At this point, you might continue forcing new groups, or ask someone to add to an existing group. Note that we haven’t discussed why these groups are forming as they are, we will save that for later.
Here are all of our characters mapped (as I would group them)
Before moving on, ask if anyone would switch a character into a different group. You might double-label a hotly debated character (in my image, I could see students putting George and Fred Weasley into a couple different groups). This is fine. This is real life. We’re trying to make sense of a bunch of details.
Now we ask for the idea behind the groupings. Call on a student to explain the attributes that the characters in the “red circle” group share. In this case, they might note that they are older characters who all posess some “magical” ability. Continue asking for commonalities.
As you reach the end of discussion, ask your students to name the group with a one-word label. Note the various options.
Repeat for each group.
Now, if your group has gotten categories similar to the ones we’re after, congratulate them on identifying a college-level concept all on their own. Explain that they have grouped characters according to their character archetypes. Again, if your class never reached this conclusion on their own, you could restart the activity and start some categories on your own, scaffolding them towards the archetypes. Remember to allow for freedom and self-direction, though.
Give the expert’s definition of an archetype: “an original model of a person, ideal example, or a prototype upon which others are copied, patterned, or emulated” (again, taken from Wikipedia).
In this example, I would then describe the four archetypes I put into the image and compare them to the students’ work.
Definition: The hero is a protagonist who begins as a humble, non-heroic protagonist.
- Luke Skywalker
- Neo, from The Matrix
- Jake Sully, from Avatar
- Frodo Baggins
- King Arthur
Definition: The mentor guides the hero, teaching them skills and character traits, perhaps gifting important items.

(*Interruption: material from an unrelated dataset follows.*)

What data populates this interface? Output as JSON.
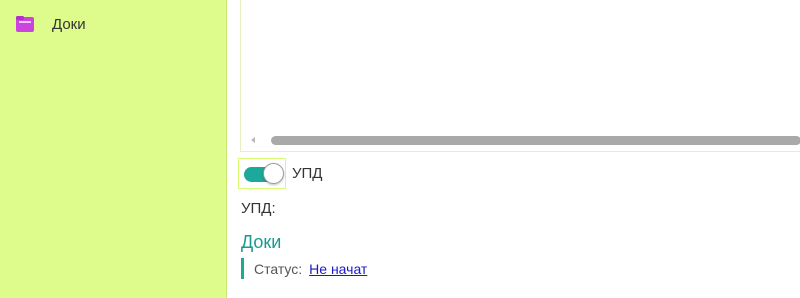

- Has experienced the protagonist’s conflict,
- Older than the protagonist.
- Tests and challenges the protagonist,
- Gives the protagonist helpful gifts,
- Obi-Wan Kenobi, Star Wars Episodes IV through VI
- Charles Xavier/Professor X, X-Men
Definition a goofy sidekick who provides comic relief.
- A friend of the protagonist
- Used as common relief
- C-3PO, Star Wars
- Scuttle, The Little Mermaid
- Donkey, Shrek
- Pippin and Merry, Lord of the Rings
Definition: A good-guy who doesn’t always follow the rules.
- Breaks rules, yet is concerned with greater good
- A sidekick to the protagonist
- Contrasts with the protagonist, who usually follow the rules more closely
- Han Solo
- Captain Jack Sparrow
- Sawyer from Lost
- Fred and George Weasley
Include your students’ thinking in developing the examples. It will give them ownership and give you a window into their world.
There are many ideas on what makes an archetype, so feel free to move beyond these four ideas. I’ve included a list of my resources below.
Where To Go From Here?
After the theme and plot lessons, students should have a working story. Consider asking them to include one of the archetypes from above. Here is a worksheet (pdf) you might use to have them brainstorm a character based on an archetype.
Head here to learn more about archetypes. There’s many more and their usefulness will depend on your students’ age.